ACTIVITY – Only one number is expected here, namely how many lines of the entries below hold the string "votre".

*** Opening RECORDS PROVIDED ***

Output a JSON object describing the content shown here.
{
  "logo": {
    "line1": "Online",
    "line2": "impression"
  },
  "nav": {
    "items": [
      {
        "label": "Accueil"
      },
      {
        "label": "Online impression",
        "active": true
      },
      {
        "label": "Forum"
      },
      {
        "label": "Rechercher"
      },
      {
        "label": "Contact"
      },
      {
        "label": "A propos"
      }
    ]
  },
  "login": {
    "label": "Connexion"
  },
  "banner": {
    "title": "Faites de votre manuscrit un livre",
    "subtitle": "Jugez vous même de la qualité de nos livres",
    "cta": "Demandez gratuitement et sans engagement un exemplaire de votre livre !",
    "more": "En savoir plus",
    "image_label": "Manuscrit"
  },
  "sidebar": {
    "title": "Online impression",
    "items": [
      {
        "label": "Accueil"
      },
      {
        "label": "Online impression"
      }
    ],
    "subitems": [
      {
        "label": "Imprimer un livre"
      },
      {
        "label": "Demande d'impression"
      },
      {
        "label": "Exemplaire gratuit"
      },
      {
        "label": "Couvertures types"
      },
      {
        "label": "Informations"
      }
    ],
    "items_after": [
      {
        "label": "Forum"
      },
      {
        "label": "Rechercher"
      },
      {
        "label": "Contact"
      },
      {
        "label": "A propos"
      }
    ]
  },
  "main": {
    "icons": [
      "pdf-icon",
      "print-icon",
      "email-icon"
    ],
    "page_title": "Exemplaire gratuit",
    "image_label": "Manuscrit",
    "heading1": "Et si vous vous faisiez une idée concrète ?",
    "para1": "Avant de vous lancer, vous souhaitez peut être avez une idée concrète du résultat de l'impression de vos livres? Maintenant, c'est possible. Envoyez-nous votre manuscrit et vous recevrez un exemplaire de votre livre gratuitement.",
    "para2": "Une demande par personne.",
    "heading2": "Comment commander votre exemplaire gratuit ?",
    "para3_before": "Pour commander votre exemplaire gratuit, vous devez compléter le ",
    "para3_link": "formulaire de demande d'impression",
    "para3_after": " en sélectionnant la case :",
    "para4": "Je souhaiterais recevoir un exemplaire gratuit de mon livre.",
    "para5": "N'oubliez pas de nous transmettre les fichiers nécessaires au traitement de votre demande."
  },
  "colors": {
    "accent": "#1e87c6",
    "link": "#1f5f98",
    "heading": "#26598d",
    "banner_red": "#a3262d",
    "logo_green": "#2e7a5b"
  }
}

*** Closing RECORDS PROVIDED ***
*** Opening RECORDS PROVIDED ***

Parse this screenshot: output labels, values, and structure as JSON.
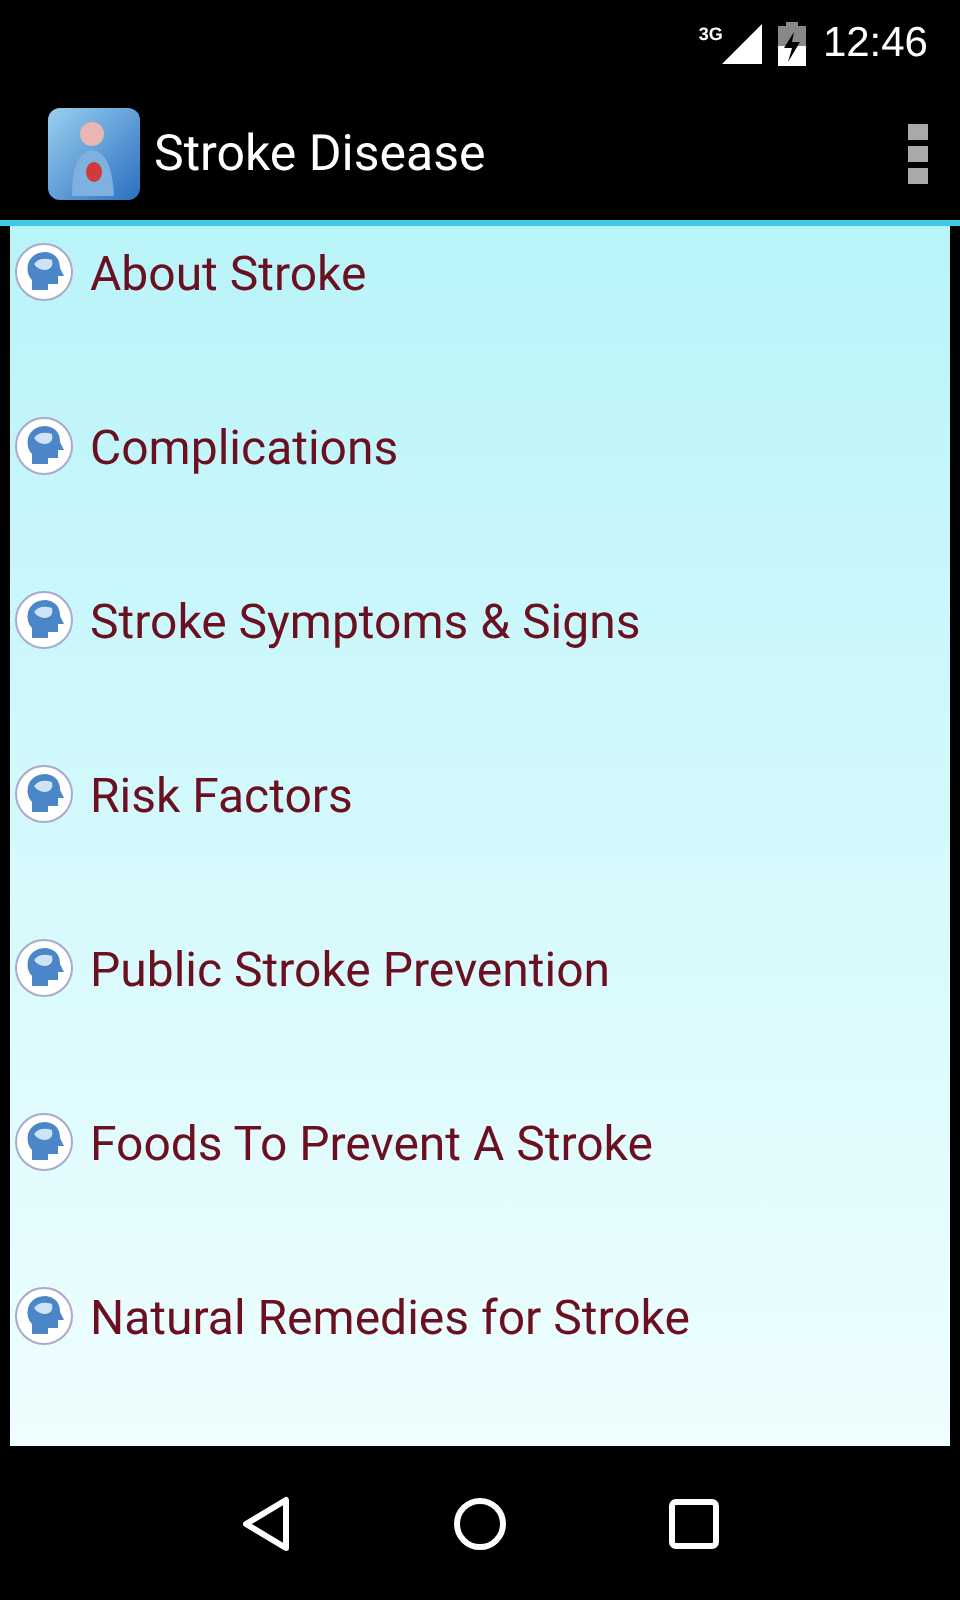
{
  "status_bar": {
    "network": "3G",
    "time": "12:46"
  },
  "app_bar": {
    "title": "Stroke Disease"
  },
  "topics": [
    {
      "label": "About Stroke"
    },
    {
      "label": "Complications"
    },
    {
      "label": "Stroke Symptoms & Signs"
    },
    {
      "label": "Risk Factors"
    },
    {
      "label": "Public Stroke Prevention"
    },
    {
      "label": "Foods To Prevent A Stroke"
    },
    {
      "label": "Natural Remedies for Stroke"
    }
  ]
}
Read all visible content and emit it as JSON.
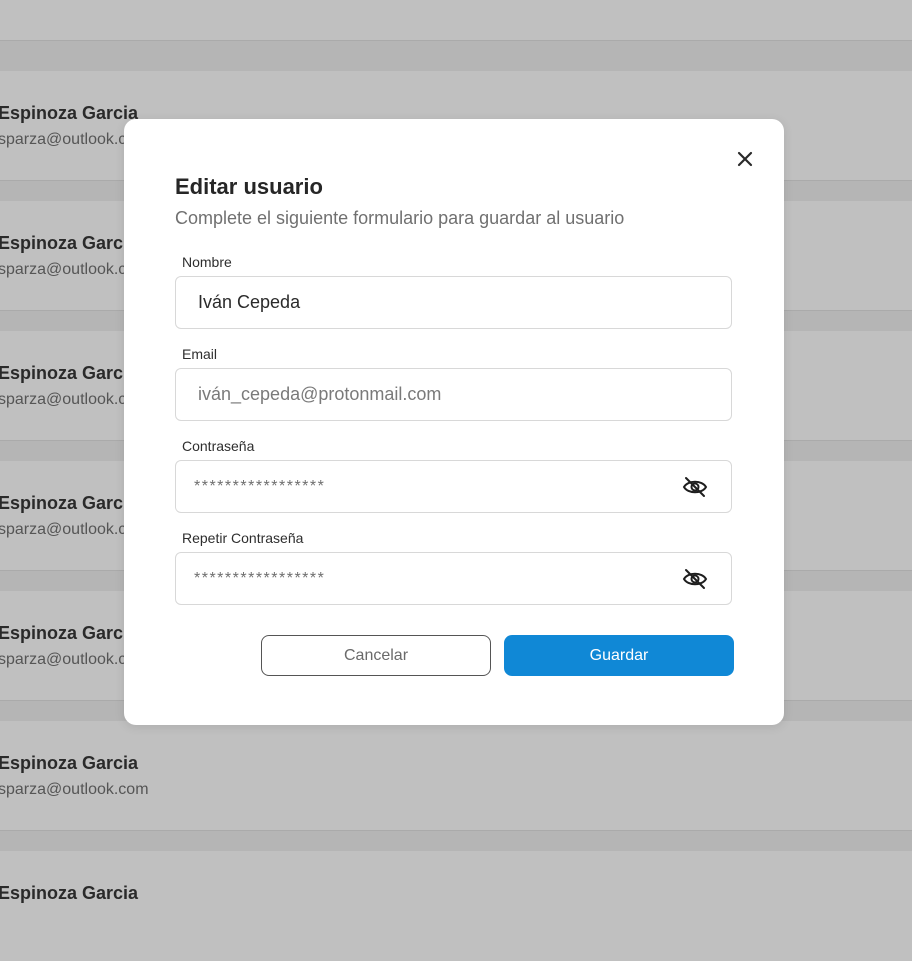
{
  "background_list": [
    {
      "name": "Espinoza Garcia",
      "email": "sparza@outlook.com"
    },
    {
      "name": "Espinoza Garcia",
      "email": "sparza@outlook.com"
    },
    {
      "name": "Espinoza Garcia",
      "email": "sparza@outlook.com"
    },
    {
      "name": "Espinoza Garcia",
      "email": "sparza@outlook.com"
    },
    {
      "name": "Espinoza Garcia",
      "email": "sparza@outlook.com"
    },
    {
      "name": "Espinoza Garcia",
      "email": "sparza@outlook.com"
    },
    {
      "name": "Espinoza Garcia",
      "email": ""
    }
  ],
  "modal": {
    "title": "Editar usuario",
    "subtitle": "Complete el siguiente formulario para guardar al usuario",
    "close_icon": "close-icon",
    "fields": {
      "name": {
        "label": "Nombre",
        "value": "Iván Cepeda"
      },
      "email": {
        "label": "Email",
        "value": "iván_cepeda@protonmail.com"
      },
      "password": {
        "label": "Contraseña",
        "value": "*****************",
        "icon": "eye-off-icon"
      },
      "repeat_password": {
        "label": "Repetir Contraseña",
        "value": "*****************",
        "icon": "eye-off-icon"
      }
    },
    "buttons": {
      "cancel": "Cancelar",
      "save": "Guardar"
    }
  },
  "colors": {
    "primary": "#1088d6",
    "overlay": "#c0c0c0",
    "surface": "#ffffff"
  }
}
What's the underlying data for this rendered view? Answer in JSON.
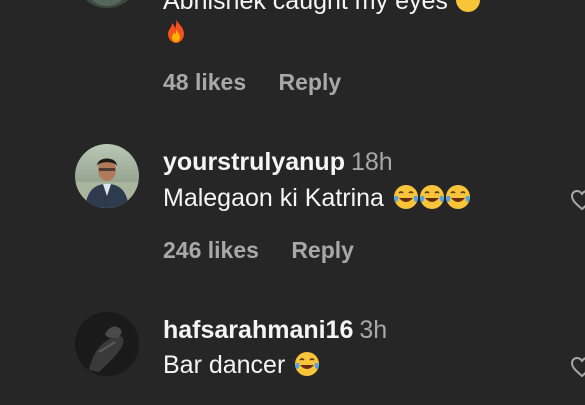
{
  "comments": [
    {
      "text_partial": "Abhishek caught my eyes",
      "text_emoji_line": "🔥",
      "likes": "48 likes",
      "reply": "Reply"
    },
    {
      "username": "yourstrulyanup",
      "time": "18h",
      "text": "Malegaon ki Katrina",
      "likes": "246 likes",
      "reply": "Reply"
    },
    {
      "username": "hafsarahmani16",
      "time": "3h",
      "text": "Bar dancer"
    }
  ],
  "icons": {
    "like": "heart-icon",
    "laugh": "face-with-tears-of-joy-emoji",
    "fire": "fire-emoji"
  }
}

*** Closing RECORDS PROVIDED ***

WORKED SOLUTION – 6